It?s pretty safe to say that getting a job in aquatics today basically requires two things: a love of the water and a formal certification. Today?s pool operators are more educated than ever before. In fact, more than 40 percent of facilities require aquatics supervisors to have an AFO, CPO or similar certification and more than 20 percent require a Bachelor?s degree, according to the Aquatics International 2008 Salary Survey.

?Since 1989, the National Swimming Pool Foundation has certified more than 200,000 professionals, and each year NSPF certifies another 20,000 professionals,? says Tom Lachocki, Ph.D, CEO of the National Swimming Pool Foundation. ?Twenty states [now] have requirements that public pools must have an operator who has gone through a verifiable certification course.?

NSPF created the Certified Pool/Spa Operator certification program in 1972. According to industry experts this was one of the first national training and certification programs, though locally based programs originated earlier, through various YMCA branches and local health agencies.

Since its introduction, Lachocki says the NSPF course has evolved from a ?rudimentary ?black and white? booklet to today?s full-color materials in multiple languages, available for in-classroom and online instruction with lesson plans including MS PowerPoint.?

In the past two decades other certification courses also have grown up, through private and nonprofit agencies. Perhaps the largest is the National Recreation and Park Association?s Aquatic Facility Operator Course. Developed by industry veteran Kent Williams, NRPA says the program has certified more than 16,000 aquatics facility operators in the 16 years of its existence.

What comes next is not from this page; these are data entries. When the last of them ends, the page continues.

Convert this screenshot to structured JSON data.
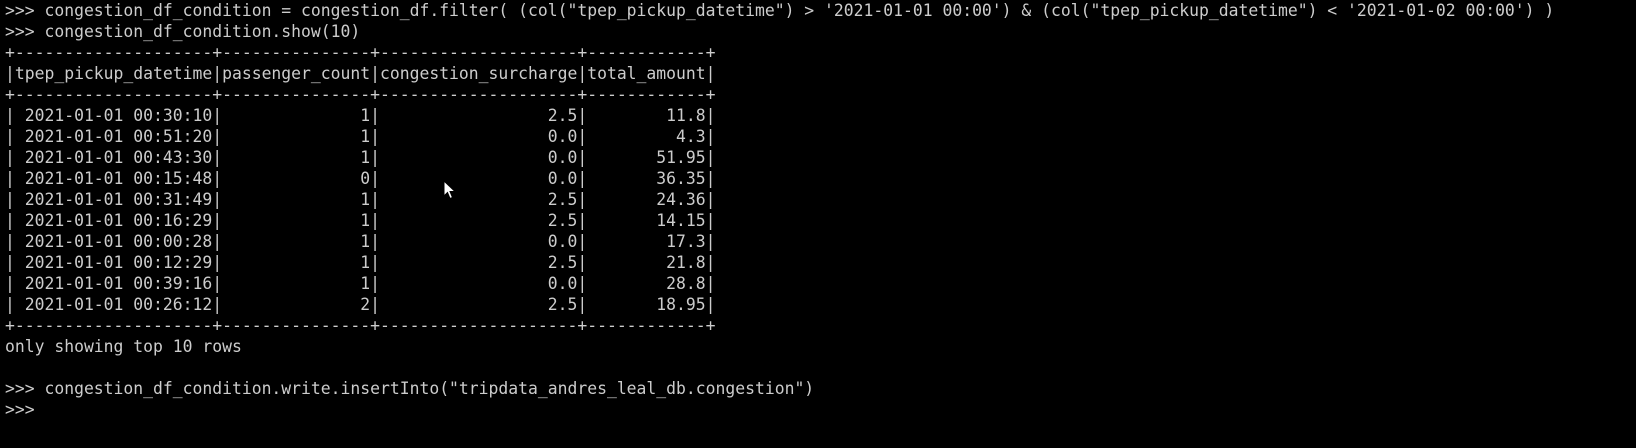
{
  "terminal": {
    "lines": [
      ">>> congestion_df_condition = congestion_df.filter( (col(\"tpep_pickup_datetime\") > '2021-01-01 00:00') & (col(\"tpep_pickup_datetime\") < '2021-01-02 00:00') )",
      ">>> congestion_df_condition.show(10)",
      "+--------------------+---------------+--------------------+------------+",
      "|tpep_pickup_datetime|passenger_count|congestion_surcharge|total_amount|",
      "+--------------------+---------------+--------------------+------------+",
      "| 2021-01-01 00:30:10|              1|                 2.5|        11.8|",
      "| 2021-01-01 00:51:20|              1|                 0.0|         4.3|",
      "| 2021-01-01 00:43:30|              1|                 0.0|       51.95|",
      "| 2021-01-01 00:15:48|              0|                 0.0|       36.35|",
      "| 2021-01-01 00:31:49|              1|                 2.5|       24.36|",
      "| 2021-01-01 00:16:29|              1|                 2.5|       14.15|",
      "| 2021-01-01 00:00:28|              1|                 0.0|        17.3|",
      "| 2021-01-01 00:12:29|              1|                 2.5|        21.8|",
      "| 2021-01-01 00:39:16|              1|                 0.0|        28.8|",
      "| 2021-01-01 00:26:12|              2|                 2.5|       18.95|",
      "+--------------------+---------------+--------------------+------------+",
      "only showing top 10 rows",
      "",
      ">>> congestion_df_condition.write.insertInto(\"tripdata_andres_leal_db.congestion\")",
      ">>>"
    ]
  },
  "colors": {
    "background": "#000000",
    "foreground": "#cccccc",
    "cursor": "#ffffff"
  },
  "icons": {
    "mouse_pointer": "arrow-cursor-icon"
  }
}
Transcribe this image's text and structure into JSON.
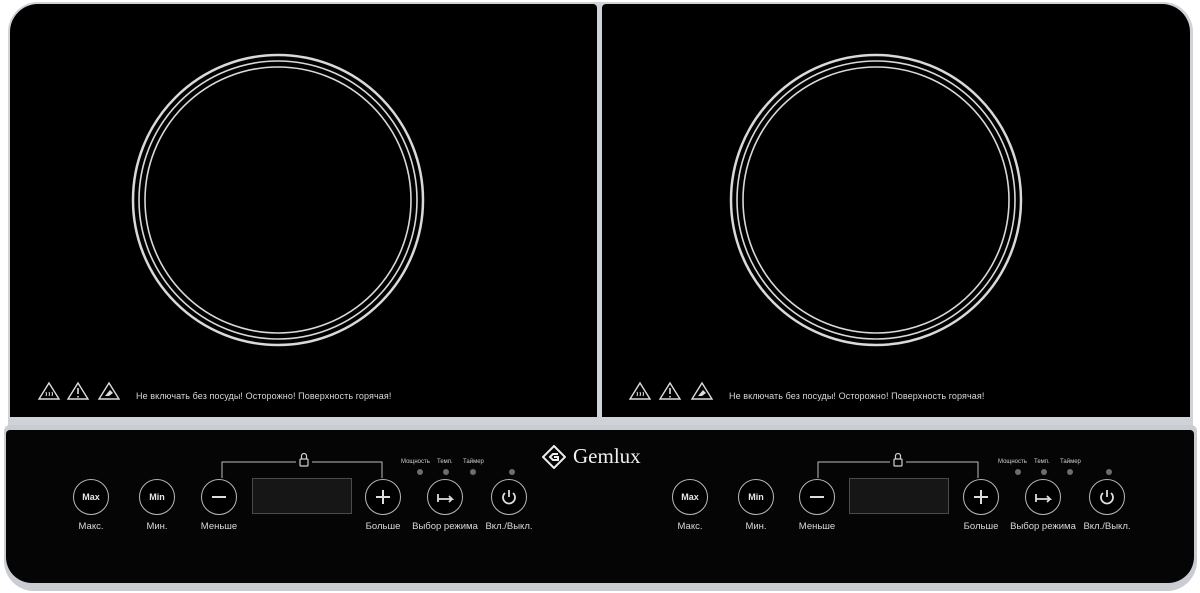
{
  "brand": {
    "name": "Gemlux"
  },
  "zones": [
    {
      "warning": "Не включать без посуды! Осторожно! Поверхность горячая!",
      "buttons": {
        "max": {
          "face": "Max",
          "label": "Макс."
        },
        "min": {
          "face": "Min",
          "label": "Мин."
        },
        "minus": {
          "label": "Меньше"
        },
        "plus": {
          "label": "Больше"
        },
        "mode": {
          "label": "Выбор режима"
        },
        "power": {
          "label": "Вкл./Выкл."
        }
      },
      "indicators": [
        "Мощность",
        "Темп.",
        "Таймер"
      ]
    },
    {
      "warning": "Не включать без посуды! Осторожно! Поверхность горячая!",
      "buttons": {
        "max": {
          "face": "Max",
          "label": "Макс."
        },
        "min": {
          "face": "Min",
          "label": "Мин."
        },
        "minus": {
          "label": "Меньше"
        },
        "plus": {
          "label": "Больше"
        },
        "mode": {
          "label": "Выбор режима"
        },
        "power": {
          "label": "Вкл./Выкл."
        }
      },
      "indicators": [
        "Мощность",
        "Темп.",
        "Таймер"
      ]
    }
  ],
  "icons": [
    "hot-surface-icon",
    "warning-icon",
    "hand-hazard-icon",
    "lock-icon",
    "minus-icon",
    "plus-icon",
    "mode-arrow-icon",
    "power-icon",
    "gemlux-logo-icon"
  ],
  "colors": {
    "glass": "#000000",
    "frame": "#cfd2d7",
    "ring": "#d9d9d9",
    "text": "#d8d8d8"
  }
}
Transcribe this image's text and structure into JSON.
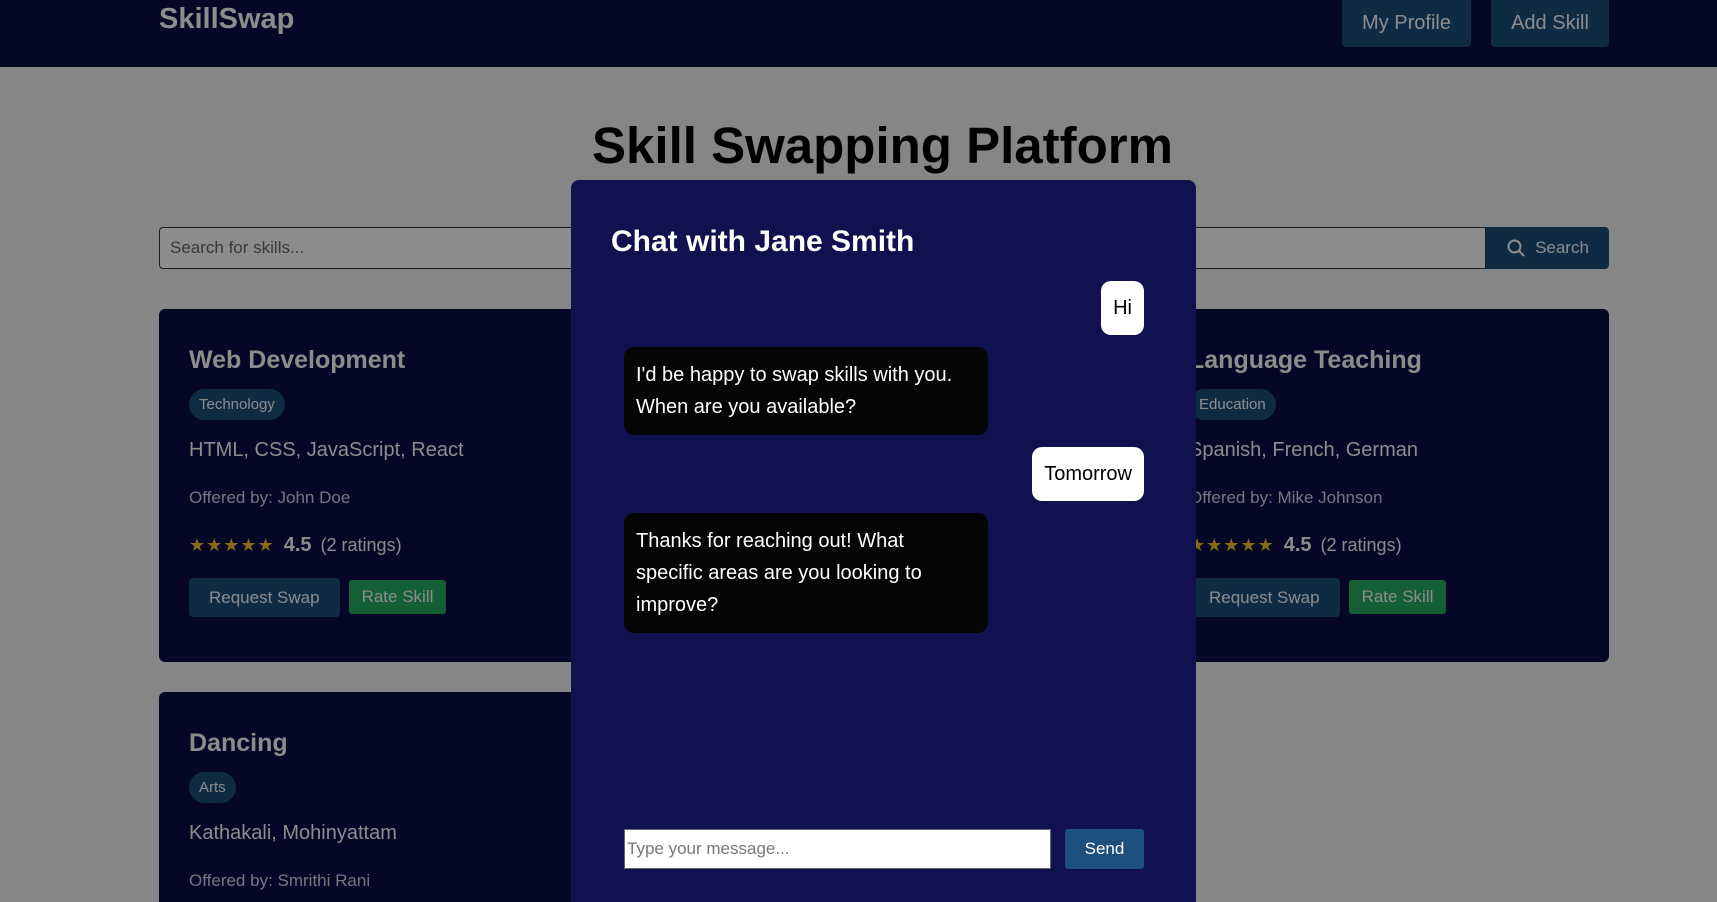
{
  "navbar": {
    "brand": "SkillSwap",
    "my_profile_label": "My Profile",
    "add_skill_label": "Add Skill"
  },
  "page": {
    "title": "Skill Swapping Platform"
  },
  "search": {
    "placeholder": "Search for skills...",
    "button_label": "Search",
    "icon": "search-icon"
  },
  "cards": [
    {
      "title": "Web Development",
      "category": "Technology",
      "skills": "HTML, CSS, JavaScript, React",
      "owner": "Offered by: John Doe",
      "stars": "★★★★★",
      "rating": "4.5",
      "rating_count": "(2 ratings)",
      "request_label": "Request Swap",
      "rate_label": "Rate Skill"
    },
    {
      "title": "Language Teaching",
      "category": "Education",
      "skills": "Spanish, French, German",
      "owner": "Offered by: Mike Johnson",
      "stars": "★★★★★",
      "rating": "4.5",
      "rating_count": "(2 ratings)",
      "request_label": "Request Swap",
      "rate_label": "Rate Skill"
    },
    {
      "title": "Dancing",
      "category": "Arts",
      "skills": "Kathakali, Mohinyattam",
      "owner": "Offered by: Smrithi Rani"
    }
  ],
  "chat": {
    "title": "Chat with Jane Smith",
    "messages": [
      {
        "direction": "sent",
        "text": "Hi"
      },
      {
        "direction": "received",
        "text": "I'd be happy to swap skills with you. When are you available?"
      },
      {
        "direction": "sent",
        "text": "Tomorrow"
      },
      {
        "direction": "received",
        "text": "Thanks for reaching out! What specific areas are you looking to improve?"
      }
    ],
    "input_placeholder": "Type your message...",
    "send_label": "Send"
  },
  "colors": {
    "navbar": "#0b0b45",
    "card": "#0b0b45",
    "modal": "#11114f",
    "primary_button": "#1d4f7d",
    "rate_button": "#27ae60",
    "star": "#f3c623"
  }
}
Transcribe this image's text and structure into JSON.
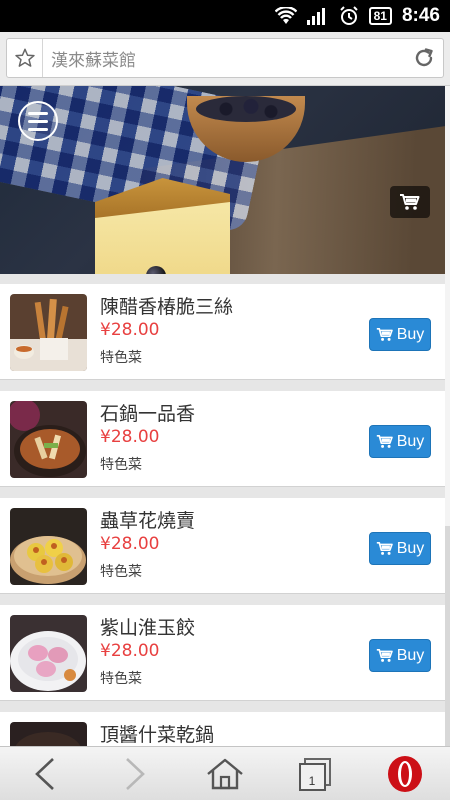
{
  "status_bar": {
    "battery": "81",
    "time": "8:46"
  },
  "address_bar": {
    "title": "漢來蘇菜館"
  },
  "items": [
    {
      "name": "陳醋香椿脆三絲",
      "price": "¥28.00",
      "tag": "特色菜",
      "buy_label": "Buy"
    },
    {
      "name": "石鍋一品香",
      "price": "¥28.00",
      "tag": "特色菜",
      "buy_label": "Buy"
    },
    {
      "name": "蟲草花燒賣",
      "price": "¥28.00",
      "tag": "特色菜",
      "buy_label": "Buy"
    },
    {
      "name": "紫山淮玉餃",
      "price": "¥28.00",
      "tag": "特色菜",
      "buy_label": "Buy"
    },
    {
      "name": "頂醬什菜乾鍋",
      "price": "",
      "tag": "",
      "buy_label": ""
    }
  ],
  "bottom_bar": {
    "tab_count": "1"
  },
  "colors": {
    "buy_button": "#2a8ad6",
    "price": "#e84040",
    "opera": "#cc0f16"
  }
}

In the past two decades these programs have helped set the standard for education. Mandated by changing regulations and the maturation of the industry, today?s more educated operators are better able to run safer, cleaner, more efficient facilities.